Closing your business - BUSY01 and First Class Accounts Ovens and Murray Achieving success

Closing your business

Are you consider closing your business? Or have you recently sold your business?

If so, do you know what your obligations are regarding your accounts?

If you are closing your business or the business has been sold, you need to get all the data entry up to date, for the final accounts to be completed by the accountant.

This involves reconciling all the bank accounts, loan accounts and managing any outstanding invoices and bills.

You also need to ensure all your employees final pays are processed.

It’s important that your accountant has the details of everything to do with the business sale - the contract and settlement documents etc.

If this sounds like a mammoth task we can help.

As your bookkeeper, we will check if you or your accountant will be cancelling all your relevant registrations such as:

  • Cancelling company and business name through Australian Securities and Investments Commission (ASIC)
  • Notifying the Australian Taxation Office (ATO)
  • Cancelling Australian Business Number (ABN)
  • Cancelling other tax registrations such as Goods & Services Tax (GST)
  • Making GST adjustments on final activity statements
  • Lodging final tax returns
  • Looking at any insurance requirements for the business, such as run off cover (where you are insured for any legal claims that are made after you close your business)

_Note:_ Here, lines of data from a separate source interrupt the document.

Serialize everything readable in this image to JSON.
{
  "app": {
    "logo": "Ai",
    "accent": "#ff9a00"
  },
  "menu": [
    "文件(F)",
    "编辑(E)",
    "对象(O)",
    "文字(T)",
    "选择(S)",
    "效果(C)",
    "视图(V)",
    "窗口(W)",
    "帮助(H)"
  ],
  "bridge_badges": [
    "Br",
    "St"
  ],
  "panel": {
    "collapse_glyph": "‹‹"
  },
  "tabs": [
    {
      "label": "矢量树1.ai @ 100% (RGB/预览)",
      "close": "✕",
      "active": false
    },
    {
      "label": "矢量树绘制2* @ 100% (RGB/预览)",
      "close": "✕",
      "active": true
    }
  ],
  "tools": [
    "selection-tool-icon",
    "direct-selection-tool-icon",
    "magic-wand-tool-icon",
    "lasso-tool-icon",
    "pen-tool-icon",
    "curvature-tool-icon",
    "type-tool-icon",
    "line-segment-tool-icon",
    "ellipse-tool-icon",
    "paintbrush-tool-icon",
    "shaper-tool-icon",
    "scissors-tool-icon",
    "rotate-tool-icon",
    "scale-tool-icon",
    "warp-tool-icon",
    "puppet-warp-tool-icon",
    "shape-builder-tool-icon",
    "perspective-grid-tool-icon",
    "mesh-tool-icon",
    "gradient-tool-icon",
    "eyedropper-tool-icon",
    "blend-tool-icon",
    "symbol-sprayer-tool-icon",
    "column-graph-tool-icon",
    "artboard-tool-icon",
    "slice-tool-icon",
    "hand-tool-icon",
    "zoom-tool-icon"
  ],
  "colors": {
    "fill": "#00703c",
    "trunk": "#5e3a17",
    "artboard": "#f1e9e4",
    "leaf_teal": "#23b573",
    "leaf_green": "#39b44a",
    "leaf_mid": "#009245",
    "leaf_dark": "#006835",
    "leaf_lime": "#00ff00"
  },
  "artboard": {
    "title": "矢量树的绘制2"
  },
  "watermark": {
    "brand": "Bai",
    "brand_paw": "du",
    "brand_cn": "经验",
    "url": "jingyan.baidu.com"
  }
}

It’s really important that registrations are not cancelled without checking with your accountant first.

Sometimes business goes bad

Sometimes things go wrong, things that can be out of your control or can’t be helped, And the sad outcome of that is that businesses can go bad.

It’s obviously a challenging time when this happens. So, it’s important to understand what is involved.

Firstly, if you’re working with a bookkeeper and accountant, they can often identify when things aren’t going and can try to help you get your affairs in order. Unfortunately, sometimes this isn’t enough, and you have to call in the Liquidators.

The liquidation process will be dependent on your business structure, there are differences in the process for sole traders and companies.

The Liquidator will most likely contact your bookkeeper and accountant to obtain access financial records. Before providing any information, your bookkeeper and accountant should check that you are actually in liquidation. There are scammers out there. This is achieved by searching your company name or CAN on ASIC.

If you are in liquidation, you should also be aware that, as a creditor, your bookkeeper and accountant will most likely only continue doing any further work for you if the Liquidator has authorised the work.

As mentioned previously, liquidation is a challenging time. Understanding what is required of you and your bookkeeper can help ease the pain a bit.

We’re here to help you, every step along the way. Get in touch!